EXERCISE DETAILS. Pull out every line below holding the word "Electrical".

[Saved entries]
++++++++
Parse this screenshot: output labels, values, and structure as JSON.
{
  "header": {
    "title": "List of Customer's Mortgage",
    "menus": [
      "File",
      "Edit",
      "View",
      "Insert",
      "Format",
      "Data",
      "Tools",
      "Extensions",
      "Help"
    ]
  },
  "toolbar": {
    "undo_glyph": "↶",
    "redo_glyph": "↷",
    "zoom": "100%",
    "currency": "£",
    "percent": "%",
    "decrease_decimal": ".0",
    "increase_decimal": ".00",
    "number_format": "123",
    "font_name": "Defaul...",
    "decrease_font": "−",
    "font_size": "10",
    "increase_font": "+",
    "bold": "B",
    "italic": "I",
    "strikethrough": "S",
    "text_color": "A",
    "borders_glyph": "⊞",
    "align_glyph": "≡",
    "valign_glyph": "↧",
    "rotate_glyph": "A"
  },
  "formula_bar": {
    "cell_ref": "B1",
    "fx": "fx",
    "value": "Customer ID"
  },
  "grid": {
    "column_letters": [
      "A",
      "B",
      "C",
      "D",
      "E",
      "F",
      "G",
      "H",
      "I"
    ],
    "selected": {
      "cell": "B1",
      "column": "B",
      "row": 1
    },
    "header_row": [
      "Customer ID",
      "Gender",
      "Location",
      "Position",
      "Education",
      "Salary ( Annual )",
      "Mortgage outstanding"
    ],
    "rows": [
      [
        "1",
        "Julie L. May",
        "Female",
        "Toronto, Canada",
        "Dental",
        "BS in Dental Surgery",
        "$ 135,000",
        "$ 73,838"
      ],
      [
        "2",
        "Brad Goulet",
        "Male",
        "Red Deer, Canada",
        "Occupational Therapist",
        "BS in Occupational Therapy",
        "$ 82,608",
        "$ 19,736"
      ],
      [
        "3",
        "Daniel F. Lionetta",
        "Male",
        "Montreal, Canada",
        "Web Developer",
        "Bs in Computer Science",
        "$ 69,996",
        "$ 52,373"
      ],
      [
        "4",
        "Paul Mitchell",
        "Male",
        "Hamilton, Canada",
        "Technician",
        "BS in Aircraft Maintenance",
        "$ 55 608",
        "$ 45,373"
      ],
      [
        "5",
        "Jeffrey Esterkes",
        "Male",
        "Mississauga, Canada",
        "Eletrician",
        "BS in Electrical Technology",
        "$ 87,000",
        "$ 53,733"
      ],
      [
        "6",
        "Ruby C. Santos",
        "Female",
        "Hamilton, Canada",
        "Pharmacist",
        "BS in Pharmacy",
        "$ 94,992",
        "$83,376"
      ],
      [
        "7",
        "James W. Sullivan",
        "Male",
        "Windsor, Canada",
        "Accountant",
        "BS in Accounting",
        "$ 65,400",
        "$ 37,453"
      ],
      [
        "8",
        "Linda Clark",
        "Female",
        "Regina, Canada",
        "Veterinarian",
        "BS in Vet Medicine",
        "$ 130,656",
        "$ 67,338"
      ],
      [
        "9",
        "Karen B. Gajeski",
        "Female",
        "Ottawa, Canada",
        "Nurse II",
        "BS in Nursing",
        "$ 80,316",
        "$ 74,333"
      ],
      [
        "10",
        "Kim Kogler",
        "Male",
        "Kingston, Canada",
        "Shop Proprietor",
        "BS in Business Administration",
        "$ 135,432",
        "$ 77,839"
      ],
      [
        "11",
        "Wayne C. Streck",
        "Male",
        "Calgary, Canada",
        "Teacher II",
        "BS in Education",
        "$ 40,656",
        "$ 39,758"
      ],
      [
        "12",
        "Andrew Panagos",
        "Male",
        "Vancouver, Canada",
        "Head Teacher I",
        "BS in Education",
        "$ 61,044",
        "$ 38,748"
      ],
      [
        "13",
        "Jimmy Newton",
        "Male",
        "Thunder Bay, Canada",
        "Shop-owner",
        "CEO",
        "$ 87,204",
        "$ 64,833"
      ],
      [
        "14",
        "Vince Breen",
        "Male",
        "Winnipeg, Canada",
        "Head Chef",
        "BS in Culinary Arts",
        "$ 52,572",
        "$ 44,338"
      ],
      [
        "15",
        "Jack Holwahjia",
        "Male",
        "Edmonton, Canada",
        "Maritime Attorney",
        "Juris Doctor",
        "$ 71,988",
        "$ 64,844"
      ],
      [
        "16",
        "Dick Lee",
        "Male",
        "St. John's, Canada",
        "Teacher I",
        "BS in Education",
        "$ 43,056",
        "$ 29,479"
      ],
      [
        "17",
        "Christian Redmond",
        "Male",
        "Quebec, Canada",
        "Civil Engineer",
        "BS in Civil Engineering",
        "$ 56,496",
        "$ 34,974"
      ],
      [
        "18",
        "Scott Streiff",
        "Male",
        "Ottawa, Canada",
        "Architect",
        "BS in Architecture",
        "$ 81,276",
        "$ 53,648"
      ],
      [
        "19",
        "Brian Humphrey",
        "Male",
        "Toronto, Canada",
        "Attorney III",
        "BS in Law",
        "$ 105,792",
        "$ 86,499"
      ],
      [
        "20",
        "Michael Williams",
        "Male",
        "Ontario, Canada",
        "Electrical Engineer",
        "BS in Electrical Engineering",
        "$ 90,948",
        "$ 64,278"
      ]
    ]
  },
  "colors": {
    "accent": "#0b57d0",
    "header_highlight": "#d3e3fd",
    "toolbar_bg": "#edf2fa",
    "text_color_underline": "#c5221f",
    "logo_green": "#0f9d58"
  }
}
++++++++
EXERCISE ANSWER.
        "BS in Electrical Technology",
        "Electrical Engineer",
        "BS in Electrical Engineering",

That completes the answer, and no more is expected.